We’re answering the question: How long should a literature review be in a dissertation proposal? There is no one-size-fits-all approach, but there are two basic considerations. The first is what the institution requests. Each institution has its own guidelines you need to adhere to. Check that and see what the expectations and requirements are.
Once you have that figured out, it boils down to filling the space with valuable information. It’s not about conducting a literature review to fill up space or show how well you know the literature. Instead, you need to connect what you want to do with the current literature. That’s the only goal. If you can do this within the space allotted for your proposal, that’s great.
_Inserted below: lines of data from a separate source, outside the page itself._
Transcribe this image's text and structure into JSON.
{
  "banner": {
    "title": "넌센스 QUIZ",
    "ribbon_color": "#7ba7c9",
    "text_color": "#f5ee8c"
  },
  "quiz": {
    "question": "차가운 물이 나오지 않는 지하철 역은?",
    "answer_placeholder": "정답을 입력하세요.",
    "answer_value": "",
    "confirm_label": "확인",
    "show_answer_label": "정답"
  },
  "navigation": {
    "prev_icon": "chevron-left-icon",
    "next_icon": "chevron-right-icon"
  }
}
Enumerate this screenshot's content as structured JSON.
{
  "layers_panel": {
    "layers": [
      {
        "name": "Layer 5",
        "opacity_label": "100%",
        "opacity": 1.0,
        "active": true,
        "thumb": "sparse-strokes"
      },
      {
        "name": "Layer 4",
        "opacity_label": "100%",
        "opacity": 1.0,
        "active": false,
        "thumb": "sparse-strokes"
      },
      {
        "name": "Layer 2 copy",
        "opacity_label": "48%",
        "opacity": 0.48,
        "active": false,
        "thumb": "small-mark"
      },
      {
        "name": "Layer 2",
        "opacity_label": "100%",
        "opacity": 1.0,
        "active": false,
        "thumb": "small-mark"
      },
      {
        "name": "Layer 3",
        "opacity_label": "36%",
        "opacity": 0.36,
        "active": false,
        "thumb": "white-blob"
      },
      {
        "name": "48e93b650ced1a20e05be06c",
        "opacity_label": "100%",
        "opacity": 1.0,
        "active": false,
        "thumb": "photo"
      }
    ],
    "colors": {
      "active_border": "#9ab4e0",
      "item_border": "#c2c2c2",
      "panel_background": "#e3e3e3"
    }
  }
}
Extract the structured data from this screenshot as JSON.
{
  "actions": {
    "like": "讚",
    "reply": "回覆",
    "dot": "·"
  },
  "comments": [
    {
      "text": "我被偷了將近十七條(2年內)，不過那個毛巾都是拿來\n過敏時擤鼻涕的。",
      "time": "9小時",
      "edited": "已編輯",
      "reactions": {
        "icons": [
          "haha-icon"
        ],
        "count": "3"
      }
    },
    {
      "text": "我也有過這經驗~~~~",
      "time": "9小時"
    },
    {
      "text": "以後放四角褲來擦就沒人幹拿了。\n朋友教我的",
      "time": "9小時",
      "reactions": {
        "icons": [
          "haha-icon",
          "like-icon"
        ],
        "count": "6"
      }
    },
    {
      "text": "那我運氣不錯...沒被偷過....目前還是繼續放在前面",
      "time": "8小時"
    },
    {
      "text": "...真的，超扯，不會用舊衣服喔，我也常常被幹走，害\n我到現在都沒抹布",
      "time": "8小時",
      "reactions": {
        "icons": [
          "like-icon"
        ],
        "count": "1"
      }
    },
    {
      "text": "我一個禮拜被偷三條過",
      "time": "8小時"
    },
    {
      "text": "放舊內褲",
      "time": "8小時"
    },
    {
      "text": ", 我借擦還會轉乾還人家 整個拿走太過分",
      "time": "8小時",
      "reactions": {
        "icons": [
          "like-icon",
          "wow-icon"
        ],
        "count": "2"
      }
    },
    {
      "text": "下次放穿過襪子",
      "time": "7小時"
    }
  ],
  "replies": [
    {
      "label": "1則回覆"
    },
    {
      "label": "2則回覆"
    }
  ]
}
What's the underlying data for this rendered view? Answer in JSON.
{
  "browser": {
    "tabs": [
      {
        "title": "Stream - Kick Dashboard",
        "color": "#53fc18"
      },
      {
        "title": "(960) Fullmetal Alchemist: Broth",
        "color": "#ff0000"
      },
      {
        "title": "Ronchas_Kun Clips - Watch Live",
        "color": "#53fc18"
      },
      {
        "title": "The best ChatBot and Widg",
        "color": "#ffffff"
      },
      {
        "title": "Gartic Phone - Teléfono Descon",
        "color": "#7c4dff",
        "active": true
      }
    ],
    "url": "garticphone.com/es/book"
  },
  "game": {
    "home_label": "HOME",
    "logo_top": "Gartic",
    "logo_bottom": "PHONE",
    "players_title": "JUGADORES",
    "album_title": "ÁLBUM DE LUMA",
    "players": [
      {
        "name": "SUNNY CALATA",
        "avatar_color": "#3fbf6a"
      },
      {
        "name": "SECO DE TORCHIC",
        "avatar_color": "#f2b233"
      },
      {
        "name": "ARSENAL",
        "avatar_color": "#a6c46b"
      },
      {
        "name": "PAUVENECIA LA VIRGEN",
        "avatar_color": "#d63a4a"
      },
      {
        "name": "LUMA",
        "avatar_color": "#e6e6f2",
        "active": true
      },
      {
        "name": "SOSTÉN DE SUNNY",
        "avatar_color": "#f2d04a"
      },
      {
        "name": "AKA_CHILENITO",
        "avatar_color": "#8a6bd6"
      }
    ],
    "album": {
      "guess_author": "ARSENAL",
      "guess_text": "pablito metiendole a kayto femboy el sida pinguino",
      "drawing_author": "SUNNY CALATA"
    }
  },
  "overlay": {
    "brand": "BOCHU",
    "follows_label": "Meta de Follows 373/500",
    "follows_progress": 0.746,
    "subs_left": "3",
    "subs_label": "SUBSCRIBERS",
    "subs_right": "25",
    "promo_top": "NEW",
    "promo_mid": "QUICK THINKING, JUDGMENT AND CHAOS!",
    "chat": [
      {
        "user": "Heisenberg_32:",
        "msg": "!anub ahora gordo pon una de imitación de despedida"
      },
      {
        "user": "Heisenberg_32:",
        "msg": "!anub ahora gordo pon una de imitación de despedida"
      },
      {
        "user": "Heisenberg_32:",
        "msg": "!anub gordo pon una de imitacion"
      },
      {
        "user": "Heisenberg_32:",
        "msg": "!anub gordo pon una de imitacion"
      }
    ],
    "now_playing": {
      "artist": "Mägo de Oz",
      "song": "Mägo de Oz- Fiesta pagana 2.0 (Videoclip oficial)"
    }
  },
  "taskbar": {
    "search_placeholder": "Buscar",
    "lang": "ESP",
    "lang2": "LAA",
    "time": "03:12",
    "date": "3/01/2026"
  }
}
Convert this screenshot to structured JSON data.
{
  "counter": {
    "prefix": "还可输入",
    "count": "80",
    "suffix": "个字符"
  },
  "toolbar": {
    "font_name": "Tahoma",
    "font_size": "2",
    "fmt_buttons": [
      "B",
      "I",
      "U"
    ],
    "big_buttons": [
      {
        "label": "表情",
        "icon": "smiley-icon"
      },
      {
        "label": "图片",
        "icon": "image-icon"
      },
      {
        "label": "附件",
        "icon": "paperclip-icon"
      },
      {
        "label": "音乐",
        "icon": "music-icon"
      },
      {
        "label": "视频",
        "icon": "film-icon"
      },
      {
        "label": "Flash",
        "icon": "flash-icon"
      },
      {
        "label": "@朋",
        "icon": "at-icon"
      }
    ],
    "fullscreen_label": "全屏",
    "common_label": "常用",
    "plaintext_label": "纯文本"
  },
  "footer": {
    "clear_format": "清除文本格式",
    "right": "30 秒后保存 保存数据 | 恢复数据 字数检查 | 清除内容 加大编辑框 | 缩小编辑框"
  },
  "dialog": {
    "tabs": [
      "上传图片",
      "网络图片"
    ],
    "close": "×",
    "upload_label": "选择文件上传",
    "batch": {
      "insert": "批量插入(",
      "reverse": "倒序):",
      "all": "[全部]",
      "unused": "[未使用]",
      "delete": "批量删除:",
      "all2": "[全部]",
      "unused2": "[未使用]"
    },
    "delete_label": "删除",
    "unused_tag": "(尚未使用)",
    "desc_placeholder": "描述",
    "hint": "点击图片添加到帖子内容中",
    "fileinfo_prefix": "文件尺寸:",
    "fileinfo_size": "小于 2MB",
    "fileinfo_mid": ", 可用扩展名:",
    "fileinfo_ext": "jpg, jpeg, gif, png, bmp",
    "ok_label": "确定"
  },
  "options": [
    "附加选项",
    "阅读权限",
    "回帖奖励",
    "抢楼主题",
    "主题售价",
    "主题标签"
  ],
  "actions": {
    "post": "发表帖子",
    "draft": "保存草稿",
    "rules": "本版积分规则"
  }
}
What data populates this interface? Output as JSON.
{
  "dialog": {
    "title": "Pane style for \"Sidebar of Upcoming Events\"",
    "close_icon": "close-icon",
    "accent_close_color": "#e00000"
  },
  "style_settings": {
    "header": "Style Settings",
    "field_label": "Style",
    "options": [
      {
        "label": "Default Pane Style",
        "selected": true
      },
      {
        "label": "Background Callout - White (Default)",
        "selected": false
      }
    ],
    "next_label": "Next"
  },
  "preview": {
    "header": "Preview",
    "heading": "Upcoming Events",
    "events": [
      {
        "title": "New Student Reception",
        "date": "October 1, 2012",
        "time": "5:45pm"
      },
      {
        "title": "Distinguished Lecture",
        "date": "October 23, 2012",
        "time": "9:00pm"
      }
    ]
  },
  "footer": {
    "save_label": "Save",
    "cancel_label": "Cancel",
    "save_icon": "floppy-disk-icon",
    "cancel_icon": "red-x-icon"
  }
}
More often than not, you may feel you don’t have enough space, which is common for dissertation proposals. Supervisors don’t want to read pages of proposals; they want you to come to the point, communicating what you want to do and how it connects to existing literature. Try to move to a different level of presentation, making it more abstract or concrete, depending on the circumstances, but focus on showing the value of your intended research and its connection to the current literature. There will be some discussion based on this.